*Dataset records*:
*-*-*
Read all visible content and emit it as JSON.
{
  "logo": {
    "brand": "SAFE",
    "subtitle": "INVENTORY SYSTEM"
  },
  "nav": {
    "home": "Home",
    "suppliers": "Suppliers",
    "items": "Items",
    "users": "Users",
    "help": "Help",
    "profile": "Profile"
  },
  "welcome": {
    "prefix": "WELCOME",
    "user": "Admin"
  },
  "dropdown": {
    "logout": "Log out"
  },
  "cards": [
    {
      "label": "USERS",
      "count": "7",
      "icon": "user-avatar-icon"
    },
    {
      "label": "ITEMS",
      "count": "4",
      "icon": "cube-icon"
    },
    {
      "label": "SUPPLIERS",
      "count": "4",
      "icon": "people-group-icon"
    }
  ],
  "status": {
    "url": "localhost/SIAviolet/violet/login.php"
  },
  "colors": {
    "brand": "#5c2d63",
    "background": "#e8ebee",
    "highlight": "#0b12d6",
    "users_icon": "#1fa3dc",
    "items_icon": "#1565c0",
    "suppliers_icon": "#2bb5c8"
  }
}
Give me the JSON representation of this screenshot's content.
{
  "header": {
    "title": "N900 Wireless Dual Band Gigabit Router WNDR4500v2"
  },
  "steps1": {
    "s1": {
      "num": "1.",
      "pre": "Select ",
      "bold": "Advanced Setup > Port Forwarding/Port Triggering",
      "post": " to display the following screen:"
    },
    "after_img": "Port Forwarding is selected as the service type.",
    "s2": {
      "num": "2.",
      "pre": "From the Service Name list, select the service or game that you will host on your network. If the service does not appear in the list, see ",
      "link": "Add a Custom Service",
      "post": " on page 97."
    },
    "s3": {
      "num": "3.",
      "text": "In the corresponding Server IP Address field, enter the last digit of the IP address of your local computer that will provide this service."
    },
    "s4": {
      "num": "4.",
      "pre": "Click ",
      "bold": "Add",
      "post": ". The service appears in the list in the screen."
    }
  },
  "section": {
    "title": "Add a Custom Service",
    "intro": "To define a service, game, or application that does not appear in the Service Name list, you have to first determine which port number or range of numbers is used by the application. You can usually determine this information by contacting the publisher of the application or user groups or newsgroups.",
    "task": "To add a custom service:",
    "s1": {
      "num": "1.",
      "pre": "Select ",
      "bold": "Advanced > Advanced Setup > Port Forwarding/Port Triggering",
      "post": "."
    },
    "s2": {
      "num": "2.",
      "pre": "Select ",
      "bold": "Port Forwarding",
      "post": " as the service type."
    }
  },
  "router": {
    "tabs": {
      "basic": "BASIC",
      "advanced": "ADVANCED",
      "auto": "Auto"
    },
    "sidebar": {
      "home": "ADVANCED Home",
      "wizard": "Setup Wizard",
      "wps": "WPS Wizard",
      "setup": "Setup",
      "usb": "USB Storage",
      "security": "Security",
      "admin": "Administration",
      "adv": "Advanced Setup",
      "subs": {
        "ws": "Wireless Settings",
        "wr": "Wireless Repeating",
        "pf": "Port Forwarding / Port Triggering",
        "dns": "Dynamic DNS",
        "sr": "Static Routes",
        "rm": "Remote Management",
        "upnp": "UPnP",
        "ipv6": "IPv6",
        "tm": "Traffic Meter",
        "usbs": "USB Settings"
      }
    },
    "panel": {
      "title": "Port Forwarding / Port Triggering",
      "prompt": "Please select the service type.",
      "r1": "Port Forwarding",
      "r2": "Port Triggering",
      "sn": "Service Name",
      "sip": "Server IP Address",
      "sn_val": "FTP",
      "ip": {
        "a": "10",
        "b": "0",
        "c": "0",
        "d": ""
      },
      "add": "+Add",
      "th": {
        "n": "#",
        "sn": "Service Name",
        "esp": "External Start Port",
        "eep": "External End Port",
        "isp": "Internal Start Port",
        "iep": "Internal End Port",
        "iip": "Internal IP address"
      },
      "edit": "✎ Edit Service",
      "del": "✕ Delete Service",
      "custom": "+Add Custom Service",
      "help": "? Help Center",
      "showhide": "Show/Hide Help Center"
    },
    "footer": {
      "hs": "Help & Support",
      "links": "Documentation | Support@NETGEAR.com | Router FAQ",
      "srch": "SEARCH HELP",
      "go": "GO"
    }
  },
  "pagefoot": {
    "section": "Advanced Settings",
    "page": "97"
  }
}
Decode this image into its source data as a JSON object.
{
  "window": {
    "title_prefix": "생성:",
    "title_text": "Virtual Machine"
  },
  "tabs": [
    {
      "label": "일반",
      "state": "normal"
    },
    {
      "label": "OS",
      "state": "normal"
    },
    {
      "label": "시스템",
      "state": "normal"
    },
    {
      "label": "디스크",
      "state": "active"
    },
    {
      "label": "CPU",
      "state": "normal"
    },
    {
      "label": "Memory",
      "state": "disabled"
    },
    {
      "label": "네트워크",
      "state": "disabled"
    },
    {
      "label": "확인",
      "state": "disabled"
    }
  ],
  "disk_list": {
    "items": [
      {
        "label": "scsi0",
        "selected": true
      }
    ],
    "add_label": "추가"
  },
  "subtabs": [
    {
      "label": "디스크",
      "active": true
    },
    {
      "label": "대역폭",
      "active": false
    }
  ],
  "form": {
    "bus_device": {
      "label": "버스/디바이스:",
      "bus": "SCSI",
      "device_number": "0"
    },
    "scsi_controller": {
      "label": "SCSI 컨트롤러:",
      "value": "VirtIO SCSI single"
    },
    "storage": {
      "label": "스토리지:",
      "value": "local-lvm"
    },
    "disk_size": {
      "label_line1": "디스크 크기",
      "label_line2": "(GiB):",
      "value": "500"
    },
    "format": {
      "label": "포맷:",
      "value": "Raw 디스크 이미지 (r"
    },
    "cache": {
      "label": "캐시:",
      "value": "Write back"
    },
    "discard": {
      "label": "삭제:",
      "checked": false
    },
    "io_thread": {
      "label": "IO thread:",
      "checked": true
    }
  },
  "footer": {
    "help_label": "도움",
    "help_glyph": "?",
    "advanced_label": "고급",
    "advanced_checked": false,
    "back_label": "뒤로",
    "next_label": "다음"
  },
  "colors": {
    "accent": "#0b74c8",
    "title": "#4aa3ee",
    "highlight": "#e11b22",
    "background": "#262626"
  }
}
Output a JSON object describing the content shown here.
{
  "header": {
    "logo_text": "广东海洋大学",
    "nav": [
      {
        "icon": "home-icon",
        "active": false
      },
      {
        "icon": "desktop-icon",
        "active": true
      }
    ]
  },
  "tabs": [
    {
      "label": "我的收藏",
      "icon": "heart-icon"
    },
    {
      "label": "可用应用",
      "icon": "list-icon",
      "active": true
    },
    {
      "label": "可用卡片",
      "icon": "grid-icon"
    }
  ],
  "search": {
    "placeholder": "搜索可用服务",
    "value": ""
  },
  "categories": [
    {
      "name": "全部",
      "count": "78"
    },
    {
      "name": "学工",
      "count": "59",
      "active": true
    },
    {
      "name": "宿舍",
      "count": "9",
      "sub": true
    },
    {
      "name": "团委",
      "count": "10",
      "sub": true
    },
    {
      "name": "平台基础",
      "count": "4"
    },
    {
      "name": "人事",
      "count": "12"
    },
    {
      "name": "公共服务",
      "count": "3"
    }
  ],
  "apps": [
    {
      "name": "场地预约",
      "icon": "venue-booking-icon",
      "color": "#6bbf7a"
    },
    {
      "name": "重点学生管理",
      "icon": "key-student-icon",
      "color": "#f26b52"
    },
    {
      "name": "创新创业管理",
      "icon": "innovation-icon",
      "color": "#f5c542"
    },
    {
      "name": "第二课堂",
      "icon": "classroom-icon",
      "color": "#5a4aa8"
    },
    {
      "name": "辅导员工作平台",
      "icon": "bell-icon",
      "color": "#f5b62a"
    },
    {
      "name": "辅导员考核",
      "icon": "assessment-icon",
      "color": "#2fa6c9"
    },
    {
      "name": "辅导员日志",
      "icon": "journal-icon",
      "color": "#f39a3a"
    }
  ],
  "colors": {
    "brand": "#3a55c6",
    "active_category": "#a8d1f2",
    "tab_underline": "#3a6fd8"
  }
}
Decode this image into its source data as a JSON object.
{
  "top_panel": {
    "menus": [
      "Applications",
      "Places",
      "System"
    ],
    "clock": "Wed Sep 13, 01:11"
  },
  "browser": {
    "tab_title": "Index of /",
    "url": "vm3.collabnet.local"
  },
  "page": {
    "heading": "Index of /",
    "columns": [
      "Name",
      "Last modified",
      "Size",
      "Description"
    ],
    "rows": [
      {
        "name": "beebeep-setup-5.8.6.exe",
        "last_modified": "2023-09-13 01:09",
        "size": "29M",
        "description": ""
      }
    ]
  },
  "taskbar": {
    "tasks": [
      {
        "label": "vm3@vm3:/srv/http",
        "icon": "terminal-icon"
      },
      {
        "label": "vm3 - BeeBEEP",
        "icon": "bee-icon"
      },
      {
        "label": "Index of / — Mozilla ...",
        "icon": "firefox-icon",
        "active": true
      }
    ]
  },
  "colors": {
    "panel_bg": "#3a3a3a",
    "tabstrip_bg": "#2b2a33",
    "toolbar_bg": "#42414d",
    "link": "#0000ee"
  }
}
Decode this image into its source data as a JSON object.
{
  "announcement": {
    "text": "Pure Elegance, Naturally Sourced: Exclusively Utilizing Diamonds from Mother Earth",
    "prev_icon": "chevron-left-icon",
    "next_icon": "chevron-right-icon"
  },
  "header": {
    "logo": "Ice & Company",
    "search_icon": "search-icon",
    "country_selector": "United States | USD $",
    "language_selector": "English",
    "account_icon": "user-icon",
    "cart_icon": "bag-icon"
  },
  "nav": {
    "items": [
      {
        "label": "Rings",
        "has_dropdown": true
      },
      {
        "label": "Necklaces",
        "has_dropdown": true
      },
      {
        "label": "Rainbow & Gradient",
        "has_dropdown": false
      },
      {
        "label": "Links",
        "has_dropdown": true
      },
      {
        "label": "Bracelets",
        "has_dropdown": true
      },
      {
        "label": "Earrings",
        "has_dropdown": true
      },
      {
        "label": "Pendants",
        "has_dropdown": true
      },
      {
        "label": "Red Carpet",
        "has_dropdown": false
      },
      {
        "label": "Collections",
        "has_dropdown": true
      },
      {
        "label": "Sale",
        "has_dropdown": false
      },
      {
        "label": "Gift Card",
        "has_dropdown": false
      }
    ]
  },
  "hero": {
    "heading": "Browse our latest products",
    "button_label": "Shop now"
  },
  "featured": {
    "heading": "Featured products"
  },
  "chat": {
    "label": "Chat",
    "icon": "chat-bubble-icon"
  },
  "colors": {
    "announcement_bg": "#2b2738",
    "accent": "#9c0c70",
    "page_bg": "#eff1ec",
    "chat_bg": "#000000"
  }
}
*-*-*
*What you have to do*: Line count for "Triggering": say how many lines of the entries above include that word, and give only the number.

*Completed exercise*: 5